EXERCISE DESCRIPTION: Among the records, how many lines carry the string "count"? Give that number with nothing added.
•••••
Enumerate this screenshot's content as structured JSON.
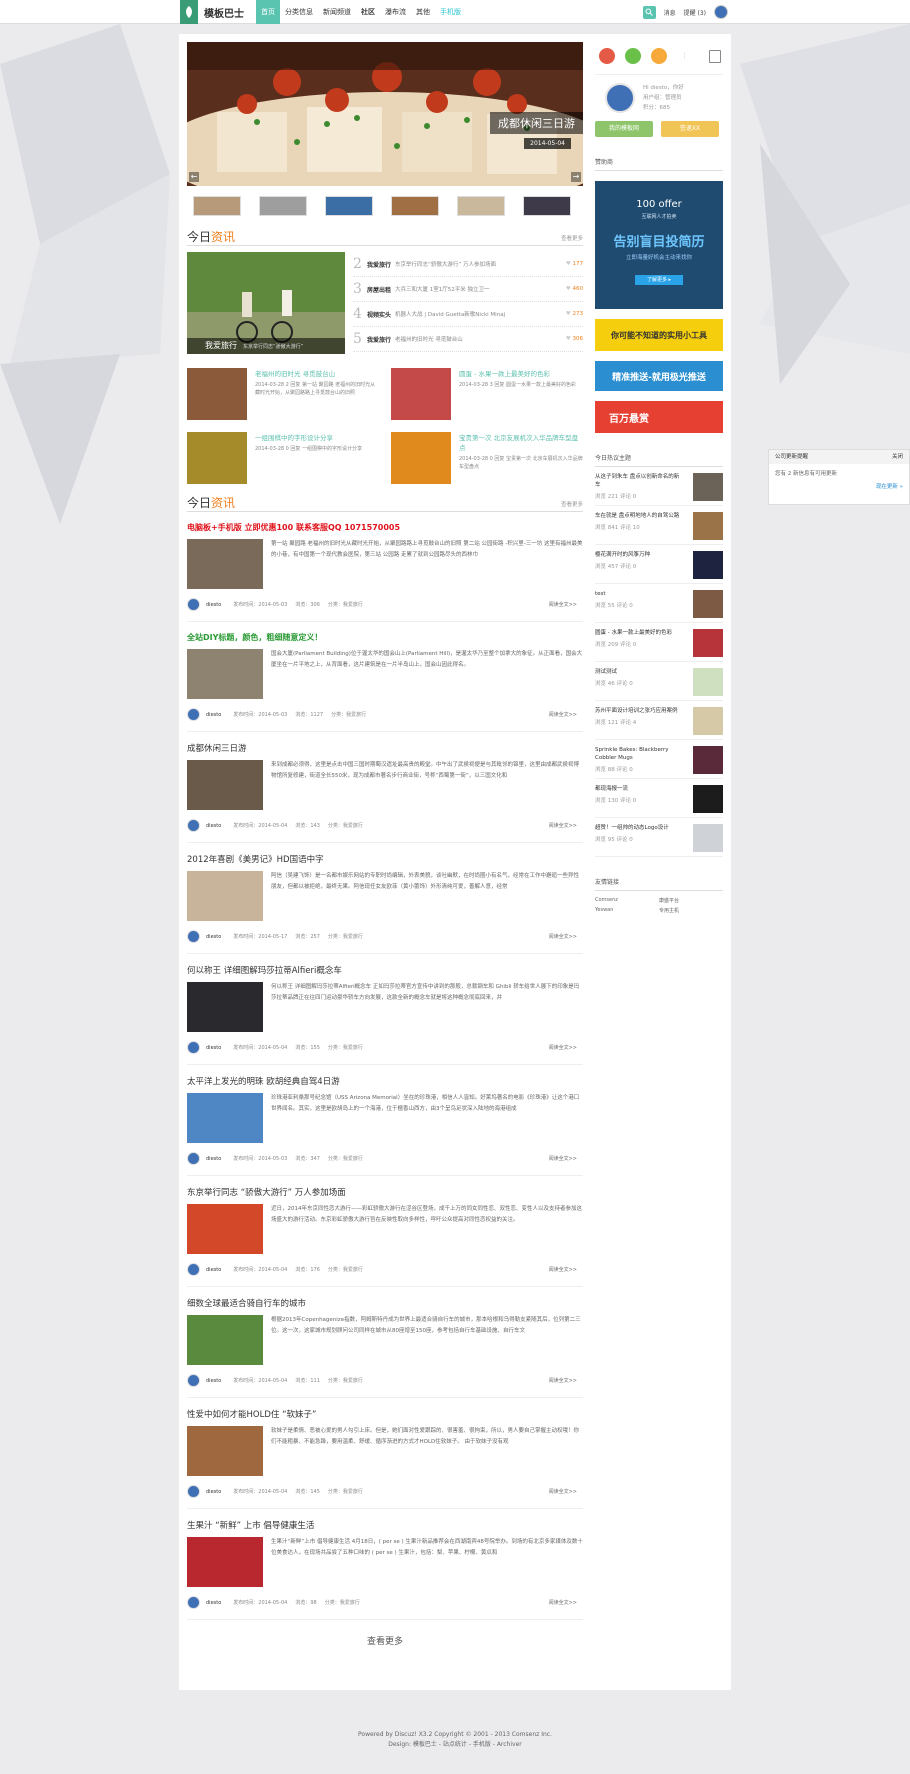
{
  "nav": {
    "logo": "模板巴士",
    "items": [
      "首页",
      "分类信息",
      "新闻频道",
      "社区",
      "瀑布流",
      "其他",
      "手机版"
    ],
    "messages": "消息",
    "reminders": "提醒 (3)"
  },
  "slider": {
    "caption": "成都休闲三日游",
    "date": "2014-05-04"
  },
  "news": {
    "head_a": "今日",
    "head_b": "资讯",
    "more": "查看更多",
    "hero_caption": "我爱旅行",
    "hero_sub": "东京举行同志“骄傲大游行”",
    "hot": [
      {
        "num": "2",
        "tag": "我爱旅行",
        "desc": "东京举行同志“骄傲大游行” 万人参加场面",
        "count": "177"
      },
      {
        "num": "3",
        "tag": "房屋出租",
        "desc": "大兵三和大厦 1室1厅52平米 独立卫一",
        "count": "460"
      },
      {
        "num": "4",
        "tag": "视频实头",
        "desc": "机器人大战 | David Guetta新歌Nicki Minaj",
        "count": "273"
      },
      {
        "num": "5",
        "tag": "我爱旅行",
        "desc": "老福州的旧时光 寻觅鼓台山",
        "count": "306"
      }
    ],
    "grid": [
      {
        "title": "老福州的旧时光 寻觅鼓台山",
        "desc": "2014-03-28 2 回复  第一站 聚园路 老福州的旧时光从藏时光开始，从聚园路路上寻觅鼓台山的旧照"
      },
      {
        "title": "圆蛋 - 水果一款上最美好的色彩",
        "desc": "2014-03-28 3 回复  圆蛋一水果一款上最美好的色彩"
      },
      {
        "title": "一组围棋中的字形设计分享",
        "desc": "2014-03-28 0 回复  一组围棋中的字形设计分享"
      },
      {
        "title": "宝贵第一次 北京友展机次入华品牌车型盘点",
        "desc": "2014-03-28 0 回复  宝贵第一次 北京车展机次入华品牌车型盘点"
      }
    ]
  },
  "feed": {
    "head_a": "今日",
    "head_b": "资讯",
    "more": "查看更多",
    "promo1": "电脑板+手机版 立即优惠100 联系客服QQ 1071570005",
    "promo2": "全站DIY标题，颜色，粗细随意定义！",
    "posts": [
      {
        "title": "",
        "text": "第一站 聚园路 老福州的旧时光从藏时光开始，从聚园路路上寻觅鼓台山的旧照 第二站 公园街路 -积兴里-三一坊 这里有福州最美的小巷，有中国第一个现代教会医院，第三站 公园路 走累了就到公园路尽头的西林巾",
        "author": "diesto",
        "date": "发布时间：2014-05-03",
        "views": "浏览：306",
        "cat": "分类：我爱旅行",
        "read": "阅读全文>>"
      },
      {
        "title": "",
        "text": "国会大厦(Parliament Building)位于渥太华的国会山上(Parliament Hill)，是渥太华乃至整个加拿大的象征。从正面看，国会大厦坐在一片平地之上，从背面看，这片建筑是在一片半岛山上，国会山因此得名。",
        "author": "diesto",
        "date": "发布时间：2014-05-03",
        "views": "浏览：1127",
        "cat": "分类：我爱旅行",
        "read": "阅读全文>>"
      },
      {
        "title": "成都休闲三日游",
        "text": "来到成都必须得，这里是点击中国三国时期蜀汉遗址最高贵的殿堂。中午出了武侯祠便是与其毗邻的锦里，这里由成都武侯祠博物馆所复修建，街道全长550米，现为成都市著名步行商业街，号称“西蜀第一街”，以三国文化和",
        "author": "diesto",
        "date": "发布时间：2014-05-04",
        "views": "浏览：143",
        "cat": "分类：我爱旅行",
        "read": "阅读全文>>"
      },
      {
        "title": "2012年喜剧《美男记》HD国语中字",
        "text": "阿信（吴建飞饰）是一名都市娱乐网站的专职时尚编辑，外表美貌，谈吐幽默，在时尚圈小有名气，经常在工作中邂逅一些异性朋友，但都以被拒绝，最终无果。阿信现任女友欧菲（黄小蕾饰）外形清纯可爱，善解人意，经常",
        "author": "diesto",
        "date": "发布时间：2014-05-17",
        "views": "浏览：257",
        "cat": "分类：我爱旅行",
        "read": "阅读全文>>"
      },
      {
        "title": "何以称王 详细图解玛莎拉蒂Alfieri概念车",
        "text": "何以称王 详细图解玛莎拉蒂Alfieri概念车 正如玛莎拉蒂官方宣传中讲到的那般，总裁钢车和 Ghibli 轿车给世人展下的印象是玛莎拉蒂品牌正在往四门运动豪华轿车方向发展，这款全新的概念车就是将这种概念彻底回来，并",
        "author": "diesto",
        "date": "发布时间：2014-05-04",
        "views": "浏览：155",
        "cat": "分类：我爱旅行",
        "read": "阅读全文>>"
      },
      {
        "title": "太平洋上发光的明珠 欧胡经典自驾4日游",
        "text": "珍珠港亚利桑那号纪念馆（USS Arizona Memorial）坐在的珍珠港，相信人人皆知。好莱坞著名的电影《珍珠港》让这个港口世界闻名。其实，这里是欧胡岛上的一个海港，位于檀香山西方，由3个呈鸟足状深入陆地的海港组成",
        "author": "diesto",
        "date": "发布时间：2014-05-03",
        "views": "浏览：347",
        "cat": "分类：我爱旅行",
        "read": "阅读全文>>"
      },
      {
        "title": "东京举行同志 “骄傲大游行” 万人参加场面",
        "text": "近日，2014年东京同性恋大游行——彩虹骄傲大游行在涩谷区登场，成千上万的同女同性恋、双性恋、变性人以及支持者参加这场盛大的游行活动。东京彩虹骄傲大游行旨在反映性取向多样性，呼吁公众提高对同性恋权益的关注。",
        "author": "diesto",
        "date": "发布时间：2014-05-04",
        "views": "浏览：176",
        "cat": "分类：我爱旅行",
        "read": "阅读全文>>"
      },
      {
        "title": "细数全球最适合骑自行车的城市",
        "text": "根据2013年Copenhagenize指数，阿姆斯特丹成为世界上最适合骑自行车的城市，那本哈根和乌得勒支紧随其后，位列第二三位。这一次，这家城市规划顾问公司同样在城市从80座增至150座，参考包括自行车基础设施、自行车文",
        "author": "diesto",
        "date": "发布时间：2014-05-04",
        "views": "浏览：111",
        "cat": "分类：我爱旅行",
        "read": "阅读全文>>"
      },
      {
        "title": "性爱中如何才能HOLD住 “软妹子”",
        "text": "软妹子是柔情、恶被心爱的男人勾引上床。但是，她们面对性爱跟踪的、很害羞、很拘束，所以，男人要自己掌握主动权哦！你们不能粗暴、不能急躁，要用温柔、舒缓、循序渐进的方式才HOLD住软妹子。 由于软妹子没有观",
        "author": "diesto",
        "date": "发布时间：2014-05-04",
        "views": "浏览：145",
        "cat": "分类：我爱旅行",
        "read": "阅读全文>>"
      },
      {
        "title": "生果汁 “新鲜” 上市 倡导健康生活",
        "text": "生果汁“新鲜”上市 倡导健康生活 4月18日，( per se ) 生果汁新品推荐会在西湖南宾48号院举办。到场的有北京多家媒体及数十位美食达人，在现场共品尝了五种口味的 ( per se ) 生果汁，包括：梨、苹果、柠檬、黄瓜和",
        "author": "diesto",
        "date": "发布时间：2014-05-04",
        "views": "浏览：98",
        "cat": "分类：我爱旅行",
        "read": "阅读全文>>"
      }
    ],
    "loadmore": "查看更多"
  },
  "side": {
    "greeting": "Hi diesto，你好",
    "group": "用户组：管理员",
    "points": "积分：685",
    "btn1": "我的模板网",
    "btn2": "签退XX",
    "sponsor": "赞助商",
    "ad1_brand": "100 offer",
    "ad1_sub": "互联网人才拍卖",
    "ad1_big": "告别盲目投简历",
    "ad1_small": "立即海量好机会主动来找你",
    "ad1_btn": "了解更多 ▸",
    "ad2": "你可能不知道的实用小工具",
    "ad3": "精准推送-就用极光推送",
    "ad4": "百万悬赏",
    "topics_head": "今日热议主题",
    "topics": [
      {
        "title": "从这子到朱车 盘点以创新命名的新车",
        "meta": "浏览 221  评论 0"
      },
      {
        "title": "车在就是 盘点明地地人的自驾公路",
        "meta": "浏览 841  评论 10"
      },
      {
        "title": "樱花满开时的风筝万种",
        "meta": "浏览 457  评论 0"
      },
      {
        "title": "test",
        "meta": "浏览 55  评论 0"
      },
      {
        "title": "圆蛋 - 水果一款上最美好的色彩",
        "meta": "浏览 209  评论 0"
      },
      {
        "title": "测试测试",
        "meta": "浏览 46  评论 0"
      },
      {
        "title": "苏州平面设计培训之张巧应用案例",
        "meta": "浏览 121  评论 4"
      },
      {
        "title": "Sprinkle Bakes: Blackberry Cobbler Mugs",
        "meta": "浏览 88  评论 0"
      },
      {
        "title": "都现海报一流",
        "meta": "浏览 130  评论 0"
      },
      {
        "title": "超赞！一组帅的动态Logo设计",
        "meta": "浏览 95  评论 0"
      }
    ],
    "links_head": "友情链接",
    "links": [
      "Comsenz",
      "康盛平台",
      "Yeswan",
      "专用主机"
    ]
  },
  "remind": {
    "title": "公司更新提醒",
    "close": "关闭",
    "body": "您有 2 新信息有可用更新",
    "link": "现在更新 »"
  },
  "footer": {
    "line1": "Powered by Discuz! X3.2 Copyright © 2001 - 2013 Comsenz Inc.",
    "line2": "Design: 模板巴士 - 站点统计 - 手机版 - Archiver"
  }
}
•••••
YOUR RESPONSE: 4